**** Record extracts ****

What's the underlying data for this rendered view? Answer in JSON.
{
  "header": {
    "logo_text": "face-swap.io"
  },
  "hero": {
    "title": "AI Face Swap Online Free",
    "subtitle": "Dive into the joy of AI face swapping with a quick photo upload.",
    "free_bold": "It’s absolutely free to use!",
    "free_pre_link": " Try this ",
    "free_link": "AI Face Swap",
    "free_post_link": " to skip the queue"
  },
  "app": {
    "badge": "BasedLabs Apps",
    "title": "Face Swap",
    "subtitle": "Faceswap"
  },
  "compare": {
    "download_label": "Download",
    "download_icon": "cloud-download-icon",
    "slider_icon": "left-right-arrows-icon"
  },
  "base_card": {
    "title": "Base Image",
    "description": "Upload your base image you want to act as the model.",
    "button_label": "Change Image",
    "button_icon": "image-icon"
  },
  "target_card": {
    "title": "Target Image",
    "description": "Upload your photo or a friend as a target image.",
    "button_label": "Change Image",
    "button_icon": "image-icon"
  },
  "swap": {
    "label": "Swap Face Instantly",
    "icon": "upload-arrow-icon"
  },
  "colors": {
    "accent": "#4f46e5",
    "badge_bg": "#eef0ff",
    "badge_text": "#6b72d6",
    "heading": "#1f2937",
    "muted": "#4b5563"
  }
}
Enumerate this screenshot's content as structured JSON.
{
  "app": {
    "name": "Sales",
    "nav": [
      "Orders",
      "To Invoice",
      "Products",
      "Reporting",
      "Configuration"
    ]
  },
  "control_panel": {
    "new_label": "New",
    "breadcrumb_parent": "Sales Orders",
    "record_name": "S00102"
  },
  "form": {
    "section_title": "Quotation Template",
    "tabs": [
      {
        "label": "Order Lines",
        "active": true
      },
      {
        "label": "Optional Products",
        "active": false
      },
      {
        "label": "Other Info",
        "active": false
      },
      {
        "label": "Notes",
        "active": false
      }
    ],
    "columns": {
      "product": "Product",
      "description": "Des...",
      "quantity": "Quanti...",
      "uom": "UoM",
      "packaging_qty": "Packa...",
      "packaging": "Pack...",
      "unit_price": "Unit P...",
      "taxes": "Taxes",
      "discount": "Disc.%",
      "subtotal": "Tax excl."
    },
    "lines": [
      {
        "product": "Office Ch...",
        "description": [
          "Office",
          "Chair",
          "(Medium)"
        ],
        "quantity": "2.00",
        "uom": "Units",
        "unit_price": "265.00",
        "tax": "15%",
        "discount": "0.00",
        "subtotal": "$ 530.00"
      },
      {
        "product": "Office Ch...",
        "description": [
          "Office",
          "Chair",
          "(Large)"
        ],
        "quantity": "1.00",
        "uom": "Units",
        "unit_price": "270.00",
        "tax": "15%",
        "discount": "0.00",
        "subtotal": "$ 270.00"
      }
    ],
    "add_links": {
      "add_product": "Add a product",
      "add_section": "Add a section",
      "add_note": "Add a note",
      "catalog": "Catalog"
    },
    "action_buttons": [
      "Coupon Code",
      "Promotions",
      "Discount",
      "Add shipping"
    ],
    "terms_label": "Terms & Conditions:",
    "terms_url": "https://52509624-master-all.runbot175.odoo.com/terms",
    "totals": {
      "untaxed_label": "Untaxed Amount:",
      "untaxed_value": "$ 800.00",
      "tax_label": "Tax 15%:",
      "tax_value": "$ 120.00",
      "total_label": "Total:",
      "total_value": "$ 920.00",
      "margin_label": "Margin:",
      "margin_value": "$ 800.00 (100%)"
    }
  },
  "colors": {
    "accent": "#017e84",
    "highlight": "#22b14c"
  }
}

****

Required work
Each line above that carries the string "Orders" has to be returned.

Response
      "Orders",
    "breadcrumb_parent": "Sales Orders",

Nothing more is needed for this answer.